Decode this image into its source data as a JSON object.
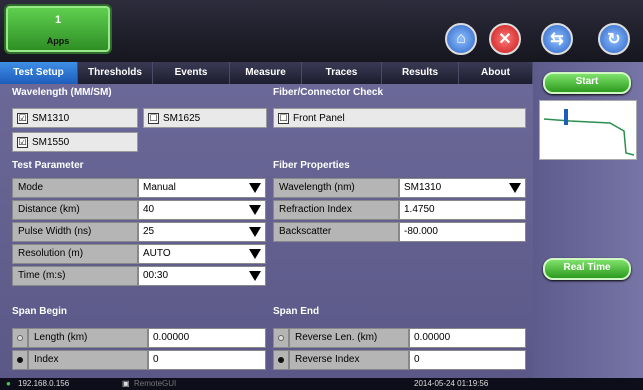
{
  "apps": {
    "count": "1",
    "label": "Apps"
  },
  "tabs": [
    "Test Setup",
    "Thresholds",
    "Events",
    "Measure",
    "Traces",
    "Results",
    "About"
  ],
  "right": {
    "start_label": "Start",
    "realtime_label": "Real Time"
  },
  "wavelength": {
    "title": "Wavelength (MM/SM)",
    "options": [
      {
        "label": "SM1310",
        "checked": "☑"
      },
      {
        "label": "SM1625",
        "checked": "☐"
      },
      {
        "label": "SM1550",
        "checked": "☑"
      }
    ]
  },
  "fiber_check": {
    "title": "Fiber/Connector Check",
    "option_label": "Front Panel",
    "checked": "☐"
  },
  "test_parameter": {
    "title": "Test Parameter",
    "rows": [
      {
        "label": "Mode",
        "value": "Manual"
      },
      {
        "label": "Distance (km)",
        "value": "40"
      },
      {
        "label": "Pulse Width (ns)",
        "value": "25"
      },
      {
        "label": "Resolution (m)",
        "value": "AUTO"
      },
      {
        "label": "Time (m:s)",
        "value": "00:30"
      }
    ]
  },
  "fiber_properties": {
    "title": "Fiber Properties",
    "rows": [
      {
        "label": "Wavelength (nm)",
        "value": "SM1310"
      },
      {
        "label": "Refraction Index",
        "value": "1.4750"
      },
      {
        "label": "Backscatter",
        "value": "-80.000"
      }
    ]
  },
  "span_begin": {
    "title": "Span Begin",
    "rows": [
      {
        "label": "Length (km)",
        "value": "0.00000",
        "selected": false
      },
      {
        "label": "Index",
        "value": "0",
        "selected": true
      }
    ]
  },
  "span_end": {
    "title": "Span End",
    "rows": [
      {
        "label": "Reverse Len. (km)",
        "value": "0.00000",
        "selected": false
      },
      {
        "label": "Reverse Index",
        "value": "0",
        "selected": true
      }
    ]
  },
  "status": {
    "ip": "192.168.0.156",
    "remote": "RemoteGUI",
    "datetime": "2014-05-24 01:19:56"
  }
}
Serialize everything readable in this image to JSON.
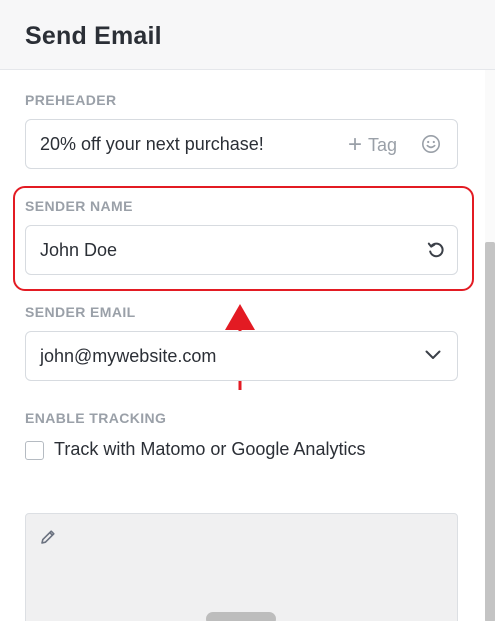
{
  "header": {
    "title": "Send Email"
  },
  "preheader": {
    "label": "PREHEADER",
    "value": "20% off your next purchase!",
    "tag_label": "Tag",
    "tag_icon": "plus-icon",
    "emoji_icon": "smiley-icon"
  },
  "sender_name": {
    "label": "SENDER NAME",
    "value": "John Doe",
    "reset_icon": "reset-icon"
  },
  "sender_email": {
    "label": "SENDER EMAIL",
    "selected": "john@mywebsite.com",
    "dropdown_icon": "chevron-down-icon"
  },
  "tracking": {
    "label": "ENABLE TRACKING",
    "checkbox_label": "Track with Matomo or Google Analytics",
    "checked": false
  },
  "editor": {
    "edit_icon": "pencil-icon"
  },
  "annotation": {
    "highlight_color": "#e31b23",
    "arrow_color": "#e31b23"
  }
}
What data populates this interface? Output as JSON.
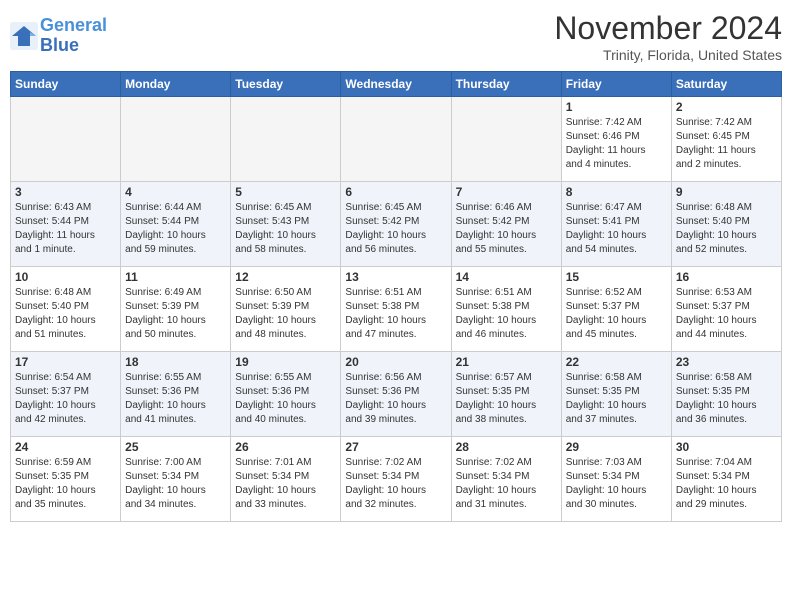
{
  "header": {
    "logo": {
      "line1": "General",
      "line2": "Blue"
    },
    "title": "November 2024",
    "location": "Trinity, Florida, United States"
  },
  "weekdays": [
    "Sunday",
    "Monday",
    "Tuesday",
    "Wednesday",
    "Thursday",
    "Friday",
    "Saturday"
  ],
  "weeks": [
    [
      {
        "day": "",
        "info": "",
        "empty": true
      },
      {
        "day": "",
        "info": "",
        "empty": true
      },
      {
        "day": "",
        "info": "",
        "empty": true
      },
      {
        "day": "",
        "info": "",
        "empty": true
      },
      {
        "day": "",
        "info": "",
        "empty": true
      },
      {
        "day": "1",
        "info": "Sunrise: 7:42 AM\nSunset: 6:46 PM\nDaylight: 11 hours\nand 4 minutes.",
        "empty": false
      },
      {
        "day": "2",
        "info": "Sunrise: 7:42 AM\nSunset: 6:45 PM\nDaylight: 11 hours\nand 2 minutes.",
        "empty": false
      }
    ],
    [
      {
        "day": "3",
        "info": "Sunrise: 6:43 AM\nSunset: 5:44 PM\nDaylight: 11 hours\nand 1 minute.",
        "empty": false
      },
      {
        "day": "4",
        "info": "Sunrise: 6:44 AM\nSunset: 5:44 PM\nDaylight: 10 hours\nand 59 minutes.",
        "empty": false
      },
      {
        "day": "5",
        "info": "Sunrise: 6:45 AM\nSunset: 5:43 PM\nDaylight: 10 hours\nand 58 minutes.",
        "empty": false
      },
      {
        "day": "6",
        "info": "Sunrise: 6:45 AM\nSunset: 5:42 PM\nDaylight: 10 hours\nand 56 minutes.",
        "empty": false
      },
      {
        "day": "7",
        "info": "Sunrise: 6:46 AM\nSunset: 5:42 PM\nDaylight: 10 hours\nand 55 minutes.",
        "empty": false
      },
      {
        "day": "8",
        "info": "Sunrise: 6:47 AM\nSunset: 5:41 PM\nDaylight: 10 hours\nand 54 minutes.",
        "empty": false
      },
      {
        "day": "9",
        "info": "Sunrise: 6:48 AM\nSunset: 5:40 PM\nDaylight: 10 hours\nand 52 minutes.",
        "empty": false
      }
    ],
    [
      {
        "day": "10",
        "info": "Sunrise: 6:48 AM\nSunset: 5:40 PM\nDaylight: 10 hours\nand 51 minutes.",
        "empty": false
      },
      {
        "day": "11",
        "info": "Sunrise: 6:49 AM\nSunset: 5:39 PM\nDaylight: 10 hours\nand 50 minutes.",
        "empty": false
      },
      {
        "day": "12",
        "info": "Sunrise: 6:50 AM\nSunset: 5:39 PM\nDaylight: 10 hours\nand 48 minutes.",
        "empty": false
      },
      {
        "day": "13",
        "info": "Sunrise: 6:51 AM\nSunset: 5:38 PM\nDaylight: 10 hours\nand 47 minutes.",
        "empty": false
      },
      {
        "day": "14",
        "info": "Sunrise: 6:51 AM\nSunset: 5:38 PM\nDaylight: 10 hours\nand 46 minutes.",
        "empty": false
      },
      {
        "day": "15",
        "info": "Sunrise: 6:52 AM\nSunset: 5:37 PM\nDaylight: 10 hours\nand 45 minutes.",
        "empty": false
      },
      {
        "day": "16",
        "info": "Sunrise: 6:53 AM\nSunset: 5:37 PM\nDaylight: 10 hours\nand 44 minutes.",
        "empty": false
      }
    ],
    [
      {
        "day": "17",
        "info": "Sunrise: 6:54 AM\nSunset: 5:37 PM\nDaylight: 10 hours\nand 42 minutes.",
        "empty": false
      },
      {
        "day": "18",
        "info": "Sunrise: 6:55 AM\nSunset: 5:36 PM\nDaylight: 10 hours\nand 41 minutes.",
        "empty": false
      },
      {
        "day": "19",
        "info": "Sunrise: 6:55 AM\nSunset: 5:36 PM\nDaylight: 10 hours\nand 40 minutes.",
        "empty": false
      },
      {
        "day": "20",
        "info": "Sunrise: 6:56 AM\nSunset: 5:36 PM\nDaylight: 10 hours\nand 39 minutes.",
        "empty": false
      },
      {
        "day": "21",
        "info": "Sunrise: 6:57 AM\nSunset: 5:35 PM\nDaylight: 10 hours\nand 38 minutes.",
        "empty": false
      },
      {
        "day": "22",
        "info": "Sunrise: 6:58 AM\nSunset: 5:35 PM\nDaylight: 10 hours\nand 37 minutes.",
        "empty": false
      },
      {
        "day": "23",
        "info": "Sunrise: 6:58 AM\nSunset: 5:35 PM\nDaylight: 10 hours\nand 36 minutes.",
        "empty": false
      }
    ],
    [
      {
        "day": "24",
        "info": "Sunrise: 6:59 AM\nSunset: 5:35 PM\nDaylight: 10 hours\nand 35 minutes.",
        "empty": false
      },
      {
        "day": "25",
        "info": "Sunrise: 7:00 AM\nSunset: 5:34 PM\nDaylight: 10 hours\nand 34 minutes.",
        "empty": false
      },
      {
        "day": "26",
        "info": "Sunrise: 7:01 AM\nSunset: 5:34 PM\nDaylight: 10 hours\nand 33 minutes.",
        "empty": false
      },
      {
        "day": "27",
        "info": "Sunrise: 7:02 AM\nSunset: 5:34 PM\nDaylight: 10 hours\nand 32 minutes.",
        "empty": false
      },
      {
        "day": "28",
        "info": "Sunrise: 7:02 AM\nSunset: 5:34 PM\nDaylight: 10 hours\nand 31 minutes.",
        "empty": false
      },
      {
        "day": "29",
        "info": "Sunrise: 7:03 AM\nSunset: 5:34 PM\nDaylight: 10 hours\nand 30 minutes.",
        "empty": false
      },
      {
        "day": "30",
        "info": "Sunrise: 7:04 AM\nSunset: 5:34 PM\nDaylight: 10 hours\nand 29 minutes.",
        "empty": false
      }
    ]
  ]
}
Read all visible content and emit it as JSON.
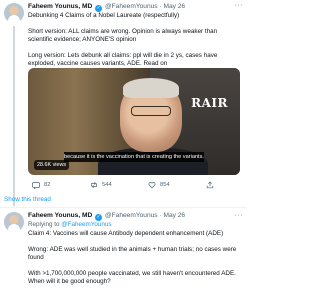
{
  "tweet1": {
    "author_name": "Faheem Younus, MD",
    "author_handle": "@FaheemYounus",
    "date": "May 26",
    "title_line": "Debunking 4 Claims of a Nobel Laureate (respectfully)",
    "para1": "Short version: ALL claims are wrong. Opinion is always weaker than scientific evidence; ANYONE'S opinion",
    "para2": "Long version: Lets debunk all claims: ppl will die in 2 ys, cases have exploded, vaccine causes variants, ADE. Read on",
    "video": {
      "logo": "RAIR",
      "caption": "because it is the vaccination that is creating the variants.",
      "views": "28.6K views"
    },
    "actions": {
      "replies": "82",
      "retweets": "544",
      "likes": "854"
    }
  },
  "show_thread": "Show this thread",
  "tweet2": {
    "author_name": "Faheem Younus, MD",
    "author_handle": "@FaheemYounus",
    "date": "May 26",
    "replying_label": "Replying to",
    "replying_handle": "@FaheemYounus",
    "claim": "Claim 4: Vaccines will cause Antibody dependent enhancement (ADE)",
    "wrong": "Wrong: ADE was well studied in the animals + human trials; no cases were found",
    "with": "With >1,700,000,000 people vaccinated, we still haven't encountered ADE. When will it be good enough?"
  }
}
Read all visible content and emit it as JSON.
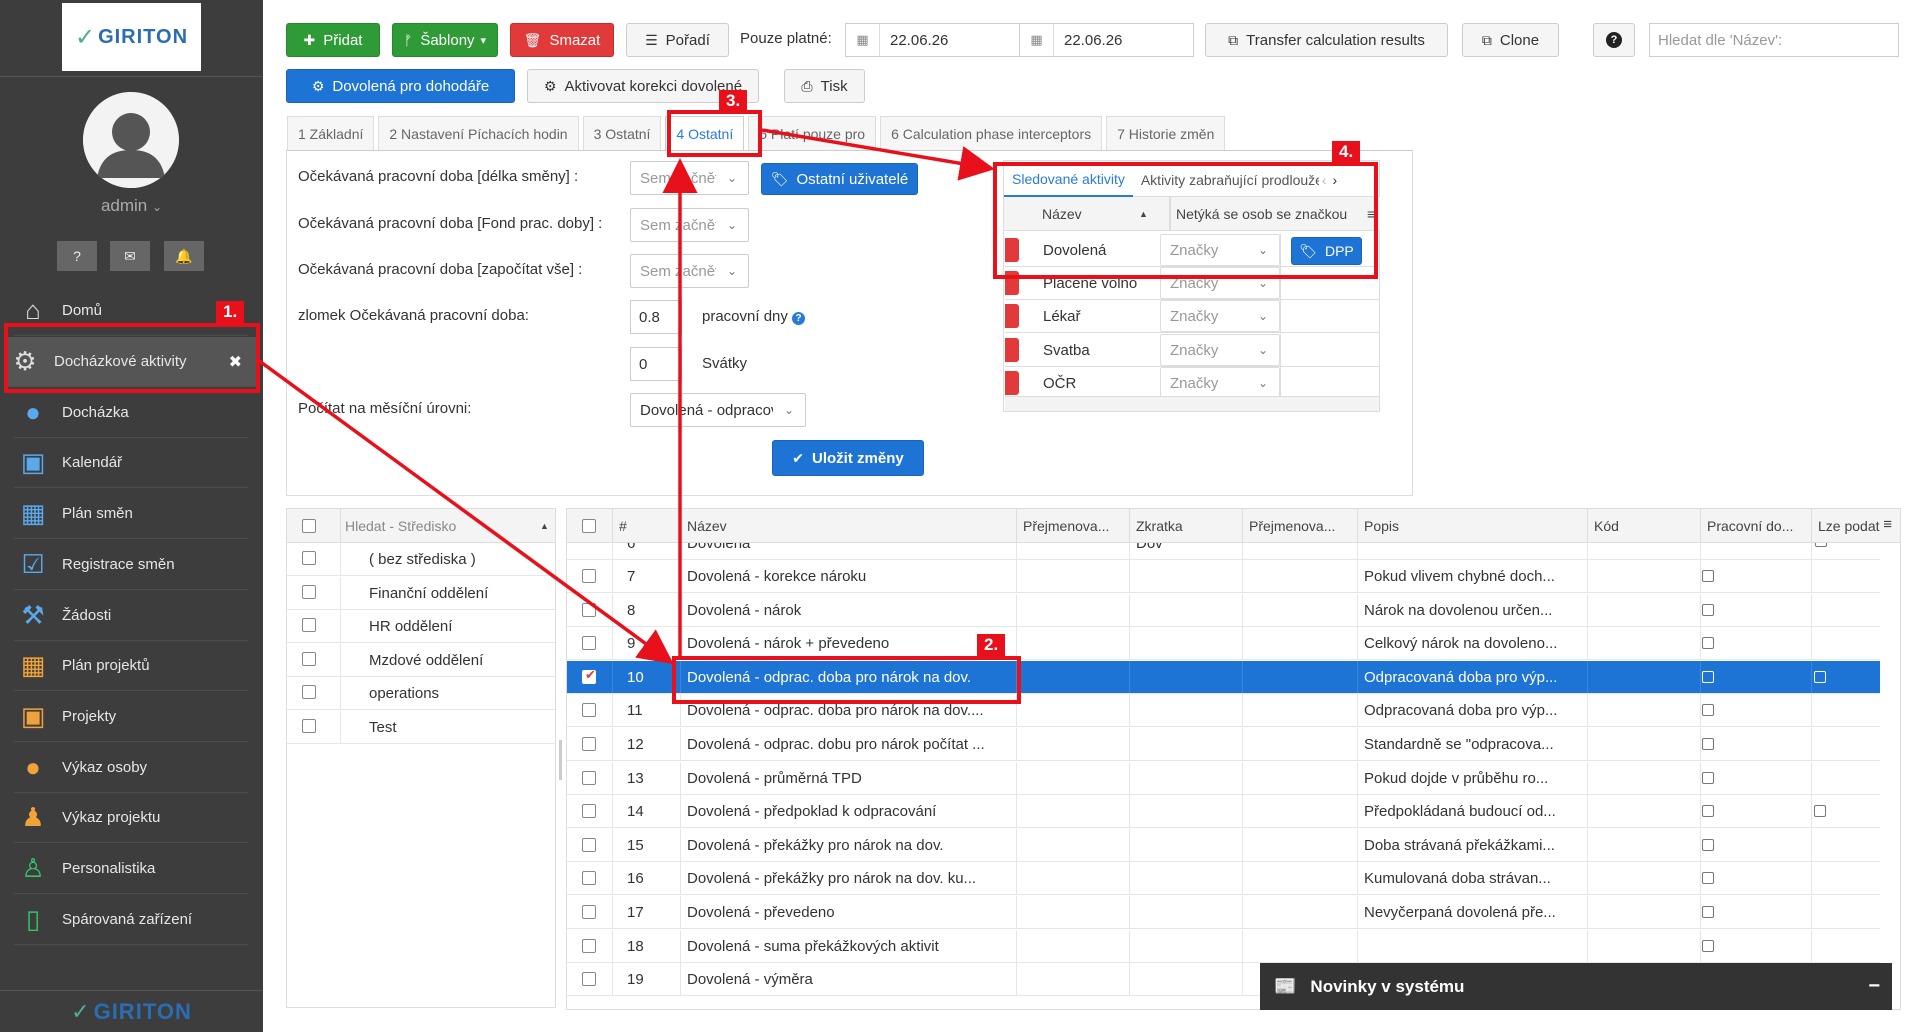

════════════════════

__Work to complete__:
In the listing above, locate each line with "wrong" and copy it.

__Written answer__:
    "para1": "Short version: ALL claims are wrong. Opinion is always weaker than scientific evidence; ANYONE'S opinion",
    "wrong": "Wrong: ADE was well studied in the animals + human trials; no cases were found",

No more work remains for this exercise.